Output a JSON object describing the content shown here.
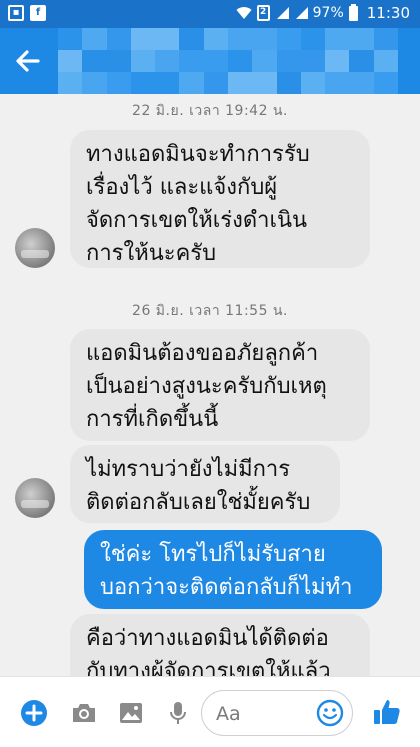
{
  "status_bar": {
    "battery": "97%",
    "time": "11:30",
    "sim_label": "2"
  },
  "header": {
    "contact_name_hidden": true
  },
  "messages": [
    {
      "type": "timestamp",
      "text": "22 มิ.ย. เวลา 19:42 น."
    },
    {
      "type": "incoming",
      "lines": [
        "ทางแอดมินจะทำการรับ",
        "เรื่องไว้ และแจ้งกับผู้",
        "จัดการเขตให้เร่งดำเนิน",
        "การให้นะครับ"
      ]
    },
    {
      "type": "timestamp",
      "text": "26 มิ.ย. เวลา 11:55 น."
    },
    {
      "type": "incoming",
      "lines": [
        "แอดมินต้องขออภัยลูกค้า",
        "เป็นอย่างสูงนะครับกับเหตุ",
        "การที่เกิดขึ้นนี้"
      ]
    },
    {
      "type": "incoming",
      "lines": [
        "ไม่ทราบว่ายังไม่มีการ",
        "ติดต่อกลับเลยใช่มั้ยครับ"
      ]
    },
    {
      "type": "outgoing",
      "lines": [
        "ใช่ค่ะ โทรไปก็ไม่รับสาย",
        "บอกว่าจะติดต่อกลับก็ไม่ทำ"
      ]
    },
    {
      "type": "incoming",
      "lines": [
        "คือว่าทางแอดมินได้ติดต่อ",
        "กับทางผู้จัดการเขตให้แล้ว"
      ]
    }
  ],
  "composer": {
    "placeholder": "Aa"
  },
  "icons": {
    "add": "plus-circle-icon",
    "camera": "camera-icon",
    "gallery": "image-icon",
    "voice": "microphone-icon",
    "emoji": "smiley-icon",
    "like": "thumbs-up-icon"
  },
  "colors": {
    "status_bar": "#1a73c8",
    "header": "#1e88e5",
    "outgoing_bubble": "#1e88e5",
    "incoming_bubble": "#e6e6e6",
    "chat_bg": "#f0f0f0",
    "icon_gray": "#8a8a8a"
  }
}
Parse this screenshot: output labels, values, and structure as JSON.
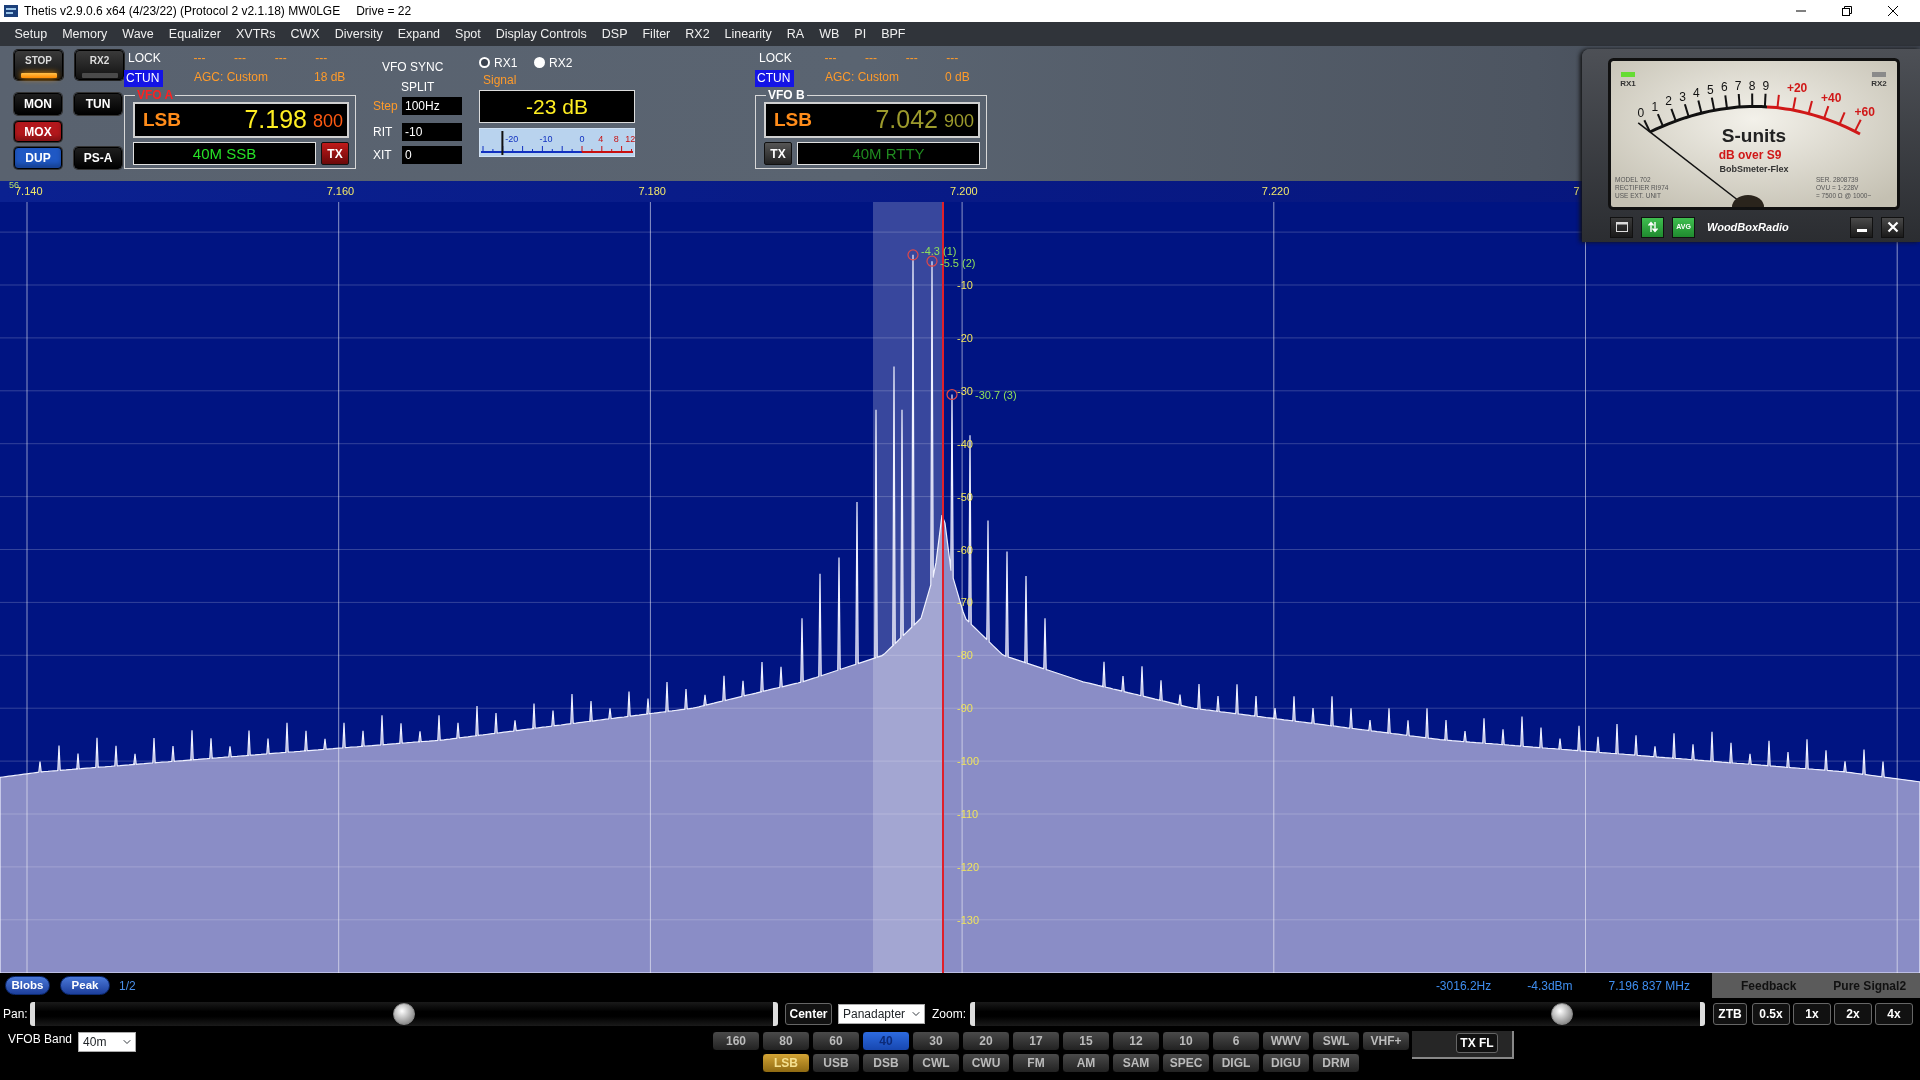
{
  "window": {
    "title": "Thetis v2.9.0.6 x64 (4/23/22) (Protocol 2 v2.1.18) MW0LGE",
    "drive": "Drive = 22"
  },
  "menu": [
    "Setup",
    "Memory",
    "Wave",
    "Equalizer",
    "XVTRs",
    "CWX",
    "Diversity",
    "Expand",
    "Spot",
    "Display Controls",
    "DSP",
    "Filter",
    "RX2",
    "Linearity",
    "RA",
    "WB",
    "PI",
    "BPF"
  ],
  "button_rows": [
    [
      {
        "label": "STOP",
        "kind": "indicator",
        "on": true
      },
      {
        "label": "RX2",
        "kind": "indicator",
        "on": false
      }
    ],
    [
      {
        "label": "MON",
        "kind": "plain",
        "on": false
      },
      {
        "label": "TUN",
        "kind": "plain",
        "on": false
      }
    ],
    [
      {
        "label": "MOX",
        "kind": "plain",
        "on": true,
        "color": "#b3181c"
      }
    ],
    [
      {
        "label": "DUP",
        "kind": "plain",
        "on": true,
        "color": "#1f58c4"
      },
      {
        "label": "PS-A",
        "kind": "plain",
        "on": false
      }
    ]
  ],
  "vfo_a": {
    "active": true,
    "lock": "LOCK",
    "dashes": [
      "---",
      "---",
      "---",
      "---"
    ],
    "ctun": {
      "label": "CTUN",
      "on": true
    },
    "agc": "AGC: Custom",
    "gain": "18 dB",
    "legend": "VFO A",
    "mode": "LSB",
    "freq": "7.198",
    "sub": "800",
    "band_mode": "40M SSB",
    "tx": {
      "label": "TX",
      "on": true
    }
  },
  "sync": {
    "vfo_sync": "VFO SYNC",
    "split": "SPLIT"
  },
  "tuning": [
    {
      "label": "Step",
      "kind": "step",
      "value": "100Hz"
    },
    {
      "label": "RIT",
      "kind": "offset",
      "value": "-10"
    },
    {
      "label": "XIT",
      "kind": "offset",
      "value": "0"
    }
  ],
  "receivers": [
    {
      "label": "RX1",
      "selected": false
    },
    {
      "label": "RX2",
      "selected": true
    }
  ],
  "signal": {
    "label": "Signal",
    "reading": "-23 dB",
    "level": 0.15,
    "scale": [
      "-20",
      "-10",
      "0",
      "4",
      "8",
      "12"
    ]
  },
  "vfo_b": {
    "active": false,
    "lock": "LOCK",
    "dashes": [
      "---",
      "---",
      "---",
      "---"
    ],
    "ctun": {
      "label": "CTUN",
      "on": true
    },
    "agc": "AGC: Custom",
    "gain": "0 dB",
    "legend": "VFO B",
    "mode": "LSB",
    "freq": "7.042",
    "sub": "900",
    "band_mode": "40M RTTY",
    "tx": {
      "label": "TX",
      "on": false
    }
  },
  "panadapter": {
    "corner_label": "56",
    "freq_labels": [
      "7.140",
      "7.160",
      "7.180",
      "7.200",
      "7.220",
      "7"
    ],
    "db_labels": [
      "-10",
      "-20",
      "-30",
      "-40",
      "-50",
      "-60",
      "-70",
      "-80",
      "-90",
      "-100",
      "-110",
      "-120",
      "-130"
    ],
    "peaks": [
      {
        "label": "-4.3 (1)"
      },
      {
        "label": "-5.5 (2)"
      },
      {
        "label": "-30.7 (3)"
      }
    ]
  },
  "meter": {
    "lamps": [
      {
        "label": "RX1",
        "on": true
      },
      {
        "label": "RX2",
        "on": false
      }
    ],
    "s_scale": [
      "0",
      "1",
      "2",
      "3",
      "4",
      "5",
      "6",
      "7",
      "8",
      "9"
    ],
    "over_scale": [
      "+20",
      "+40",
      "+60"
    ],
    "title": "S-units",
    "subtitle": "dB over S9",
    "brand": "BobSmeter-Flex",
    "plate_left": [
      "MODEL 702",
      "RECTIFIER RI974",
      "USE EXT. UNIT"
    ],
    "plate_right": [
      "SER. 2808739",
      "OVU = 1·228V",
      "= 7500 Ω @ 1000~"
    ],
    "buttons": [
      {
        "kind": "window",
        "on": false
      },
      {
        "kind": "sort",
        "on": true
      },
      {
        "kind": "avg",
        "label": "AVG",
        "on": true
      }
    ],
    "footer": "WoodBoxRadio"
  },
  "display_toggles": [
    "Blobs",
    "Peak"
  ],
  "page": "1/2",
  "readouts": [
    "-3016.2Hz",
    "-4.3dBm",
    "7.196 837 MHz"
  ],
  "ps_panel": [
    "Feedback",
    "Pure Signal2"
  ],
  "pan": {
    "label": "Pan:",
    "level": 0.5
  },
  "center": "Center",
  "display_mode": "Panadapter",
  "zoom": {
    "label": "Zoom:",
    "level": 0.81
  },
  "zoom_buttons": [
    "ZTB",
    "0.5x",
    "1x",
    "2x",
    "4x"
  ],
  "vfob_band": {
    "label": "VFOB Band",
    "value": "40m"
  },
  "bands": [
    {
      "label": "160",
      "selected": false
    },
    {
      "label": "80",
      "selected": false
    },
    {
      "label": "60",
      "selected": false
    },
    {
      "label": "40",
      "selected": true
    },
    {
      "label": "30",
      "selected": false
    },
    {
      "label": "20",
      "selected": false
    },
    {
      "label": "17",
      "selected": false
    },
    {
      "label": "15",
      "selected": false
    },
    {
      "label": "12",
      "selected": false
    },
    {
      "label": "10",
      "selected": false
    },
    {
      "label": "6",
      "selected": false
    },
    {
      "label": "WWV",
      "selected": false
    },
    {
      "label": "SWL",
      "selected": false
    },
    {
      "label": "VHF+",
      "selected": false
    }
  ],
  "tx_filter": "TX FL",
  "modes": [
    {
      "label": "LSB",
      "selected": true
    },
    {
      "label": "USB",
      "selected": false
    },
    {
      "label": "DSB",
      "selected": false
    },
    {
      "label": "CWL",
      "selected": false
    },
    {
      "label": "CWU",
      "selected": false
    },
    {
      "label": "FM",
      "selected": false
    },
    {
      "label": "AM",
      "selected": false
    },
    {
      "label": "SAM",
      "selected": false
    },
    {
      "label": "SPEC",
      "selected": false
    },
    {
      "label": "DIGL",
      "selected": false
    },
    {
      "label": "DIGU",
      "selected": false
    },
    {
      "label": "DRM",
      "selected": false
    }
  ]
}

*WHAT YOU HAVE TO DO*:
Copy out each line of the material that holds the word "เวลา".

*ANSWER FOR THE TASK*:
      "text": "22 มิ.ย. เวลา 19:42 น."
      "text": "26 มิ.ย. เวลา 11:55 น."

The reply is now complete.